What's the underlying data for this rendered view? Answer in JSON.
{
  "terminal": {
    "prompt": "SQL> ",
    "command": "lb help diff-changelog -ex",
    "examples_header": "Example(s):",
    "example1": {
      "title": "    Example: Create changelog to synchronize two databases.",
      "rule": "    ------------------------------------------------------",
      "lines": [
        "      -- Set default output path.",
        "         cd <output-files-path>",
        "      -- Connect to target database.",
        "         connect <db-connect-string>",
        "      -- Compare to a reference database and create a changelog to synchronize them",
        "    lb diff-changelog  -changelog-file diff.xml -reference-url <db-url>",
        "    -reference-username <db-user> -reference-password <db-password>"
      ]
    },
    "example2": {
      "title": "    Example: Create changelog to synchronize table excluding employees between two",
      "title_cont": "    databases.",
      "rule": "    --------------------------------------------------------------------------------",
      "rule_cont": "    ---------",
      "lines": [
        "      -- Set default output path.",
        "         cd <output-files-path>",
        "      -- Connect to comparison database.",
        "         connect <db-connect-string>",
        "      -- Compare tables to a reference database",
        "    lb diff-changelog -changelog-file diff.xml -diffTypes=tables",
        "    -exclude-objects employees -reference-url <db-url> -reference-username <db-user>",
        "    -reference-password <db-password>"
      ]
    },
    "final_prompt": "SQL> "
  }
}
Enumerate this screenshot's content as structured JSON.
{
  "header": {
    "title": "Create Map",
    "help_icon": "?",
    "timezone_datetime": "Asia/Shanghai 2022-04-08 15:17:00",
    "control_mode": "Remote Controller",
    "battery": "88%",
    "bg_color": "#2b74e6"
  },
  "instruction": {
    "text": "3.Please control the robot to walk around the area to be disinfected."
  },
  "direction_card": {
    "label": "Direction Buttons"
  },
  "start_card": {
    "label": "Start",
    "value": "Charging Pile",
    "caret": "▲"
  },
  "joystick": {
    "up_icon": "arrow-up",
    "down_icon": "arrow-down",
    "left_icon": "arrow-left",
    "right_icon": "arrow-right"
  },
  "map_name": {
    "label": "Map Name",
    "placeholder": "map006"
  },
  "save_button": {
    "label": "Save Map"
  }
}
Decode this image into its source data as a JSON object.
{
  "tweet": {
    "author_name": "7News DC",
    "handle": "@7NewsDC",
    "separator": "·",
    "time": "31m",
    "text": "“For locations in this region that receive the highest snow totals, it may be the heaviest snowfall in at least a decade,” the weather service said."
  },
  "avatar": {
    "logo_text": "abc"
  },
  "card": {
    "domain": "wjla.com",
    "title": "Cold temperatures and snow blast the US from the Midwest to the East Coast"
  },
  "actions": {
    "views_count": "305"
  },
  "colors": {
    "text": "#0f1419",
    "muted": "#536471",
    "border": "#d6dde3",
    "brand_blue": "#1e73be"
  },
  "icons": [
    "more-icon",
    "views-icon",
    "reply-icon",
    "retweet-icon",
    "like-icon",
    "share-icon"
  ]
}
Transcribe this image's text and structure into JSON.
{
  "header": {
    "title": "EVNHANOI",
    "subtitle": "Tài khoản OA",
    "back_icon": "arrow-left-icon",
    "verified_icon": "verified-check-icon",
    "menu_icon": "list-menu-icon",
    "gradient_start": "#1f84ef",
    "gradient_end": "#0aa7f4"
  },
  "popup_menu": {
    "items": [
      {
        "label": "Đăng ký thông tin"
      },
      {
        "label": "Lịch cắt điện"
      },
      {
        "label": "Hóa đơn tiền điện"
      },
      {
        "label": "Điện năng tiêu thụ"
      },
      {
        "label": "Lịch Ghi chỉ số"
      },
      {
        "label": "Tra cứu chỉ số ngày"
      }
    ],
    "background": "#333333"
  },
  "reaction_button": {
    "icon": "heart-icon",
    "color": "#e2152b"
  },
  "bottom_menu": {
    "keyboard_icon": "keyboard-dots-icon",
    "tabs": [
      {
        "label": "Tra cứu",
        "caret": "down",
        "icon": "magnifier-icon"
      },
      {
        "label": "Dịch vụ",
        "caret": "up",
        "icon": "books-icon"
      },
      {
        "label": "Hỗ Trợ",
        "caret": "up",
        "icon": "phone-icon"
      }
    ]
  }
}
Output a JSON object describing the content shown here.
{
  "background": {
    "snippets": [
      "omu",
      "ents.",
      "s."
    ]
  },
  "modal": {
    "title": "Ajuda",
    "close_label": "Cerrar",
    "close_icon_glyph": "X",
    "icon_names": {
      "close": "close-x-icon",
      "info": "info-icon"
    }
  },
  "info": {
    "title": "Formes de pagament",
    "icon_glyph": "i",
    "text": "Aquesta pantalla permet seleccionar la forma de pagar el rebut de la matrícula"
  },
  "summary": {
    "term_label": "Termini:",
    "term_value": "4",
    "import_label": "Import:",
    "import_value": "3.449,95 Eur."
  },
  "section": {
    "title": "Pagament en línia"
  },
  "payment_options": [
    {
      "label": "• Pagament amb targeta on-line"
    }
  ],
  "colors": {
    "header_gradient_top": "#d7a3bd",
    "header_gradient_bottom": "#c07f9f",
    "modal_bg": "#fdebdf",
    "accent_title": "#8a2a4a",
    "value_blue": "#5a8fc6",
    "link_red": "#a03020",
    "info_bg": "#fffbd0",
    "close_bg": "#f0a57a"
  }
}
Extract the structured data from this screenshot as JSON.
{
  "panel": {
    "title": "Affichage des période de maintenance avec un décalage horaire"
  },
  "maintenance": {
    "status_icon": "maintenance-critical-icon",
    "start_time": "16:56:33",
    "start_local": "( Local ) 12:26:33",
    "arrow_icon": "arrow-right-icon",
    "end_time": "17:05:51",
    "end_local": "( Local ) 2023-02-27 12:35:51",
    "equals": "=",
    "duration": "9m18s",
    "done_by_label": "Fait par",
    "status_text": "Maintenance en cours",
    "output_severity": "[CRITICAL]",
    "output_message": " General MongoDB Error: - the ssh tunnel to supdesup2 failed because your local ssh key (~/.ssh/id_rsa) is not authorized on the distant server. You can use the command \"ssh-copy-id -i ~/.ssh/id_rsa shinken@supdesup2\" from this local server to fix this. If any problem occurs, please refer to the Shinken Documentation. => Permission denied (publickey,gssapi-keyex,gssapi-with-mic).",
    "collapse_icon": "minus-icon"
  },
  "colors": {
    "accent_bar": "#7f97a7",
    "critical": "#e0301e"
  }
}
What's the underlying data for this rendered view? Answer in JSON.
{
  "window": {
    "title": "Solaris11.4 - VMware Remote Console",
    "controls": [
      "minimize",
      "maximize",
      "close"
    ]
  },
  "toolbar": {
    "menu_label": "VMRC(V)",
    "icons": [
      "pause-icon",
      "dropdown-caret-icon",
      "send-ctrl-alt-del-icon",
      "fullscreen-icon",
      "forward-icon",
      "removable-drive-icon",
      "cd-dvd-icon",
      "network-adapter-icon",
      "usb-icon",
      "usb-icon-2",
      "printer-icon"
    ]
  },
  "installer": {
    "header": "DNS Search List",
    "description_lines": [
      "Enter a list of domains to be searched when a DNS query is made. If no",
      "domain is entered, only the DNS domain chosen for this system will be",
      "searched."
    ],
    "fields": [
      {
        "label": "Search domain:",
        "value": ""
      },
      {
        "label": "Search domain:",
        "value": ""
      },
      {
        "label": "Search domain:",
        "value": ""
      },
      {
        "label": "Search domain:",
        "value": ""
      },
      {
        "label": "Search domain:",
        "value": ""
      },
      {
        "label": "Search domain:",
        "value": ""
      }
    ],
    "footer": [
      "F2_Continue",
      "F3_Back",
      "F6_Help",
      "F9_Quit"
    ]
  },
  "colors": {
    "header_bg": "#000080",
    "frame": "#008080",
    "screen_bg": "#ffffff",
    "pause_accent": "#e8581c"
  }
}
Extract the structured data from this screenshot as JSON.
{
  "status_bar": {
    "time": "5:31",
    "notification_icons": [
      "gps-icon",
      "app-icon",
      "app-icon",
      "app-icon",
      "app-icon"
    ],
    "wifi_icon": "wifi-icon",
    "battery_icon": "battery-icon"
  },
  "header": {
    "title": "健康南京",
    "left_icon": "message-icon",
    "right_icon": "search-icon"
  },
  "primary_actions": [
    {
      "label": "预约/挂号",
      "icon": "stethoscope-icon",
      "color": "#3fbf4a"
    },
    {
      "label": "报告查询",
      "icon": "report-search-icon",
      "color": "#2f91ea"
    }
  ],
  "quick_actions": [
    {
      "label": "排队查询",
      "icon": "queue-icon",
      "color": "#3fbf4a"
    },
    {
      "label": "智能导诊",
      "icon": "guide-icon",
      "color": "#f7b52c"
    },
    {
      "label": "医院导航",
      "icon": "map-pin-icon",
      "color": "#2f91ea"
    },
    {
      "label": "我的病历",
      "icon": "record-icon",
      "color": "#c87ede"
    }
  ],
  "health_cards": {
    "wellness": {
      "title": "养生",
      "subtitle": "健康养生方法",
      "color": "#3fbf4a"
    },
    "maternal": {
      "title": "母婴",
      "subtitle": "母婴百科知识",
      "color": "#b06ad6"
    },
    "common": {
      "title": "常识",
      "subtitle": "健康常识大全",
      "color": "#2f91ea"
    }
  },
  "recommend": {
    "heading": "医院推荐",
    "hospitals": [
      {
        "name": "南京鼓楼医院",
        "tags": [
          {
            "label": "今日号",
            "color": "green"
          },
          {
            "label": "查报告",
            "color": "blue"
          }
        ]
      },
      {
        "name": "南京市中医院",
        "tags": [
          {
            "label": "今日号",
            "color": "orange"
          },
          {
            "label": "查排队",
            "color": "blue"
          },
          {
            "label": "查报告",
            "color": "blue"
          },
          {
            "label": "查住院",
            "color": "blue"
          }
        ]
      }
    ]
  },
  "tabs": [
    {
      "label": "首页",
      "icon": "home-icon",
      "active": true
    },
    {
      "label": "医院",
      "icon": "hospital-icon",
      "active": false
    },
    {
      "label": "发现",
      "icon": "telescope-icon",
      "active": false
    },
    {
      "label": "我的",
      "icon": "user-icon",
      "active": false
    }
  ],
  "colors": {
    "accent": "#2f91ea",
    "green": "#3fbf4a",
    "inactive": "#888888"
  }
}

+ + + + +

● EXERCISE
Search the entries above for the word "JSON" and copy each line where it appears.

● PROBLEM SOLUTION
What's the underlying data for this rendered view? Answer in JSON.
Enumerate this screenshot's content as structured JSON.
Decode this image into its source data as a JSON object.
Transcribe this image's text and structure into JSON.
Output a JSON object describing the content shown here.
Extract the structured data from this screenshot as JSON.
What's the underlying data for this rendered view? Answer in JSON.
Extract the structured data from this screenshot as JSON.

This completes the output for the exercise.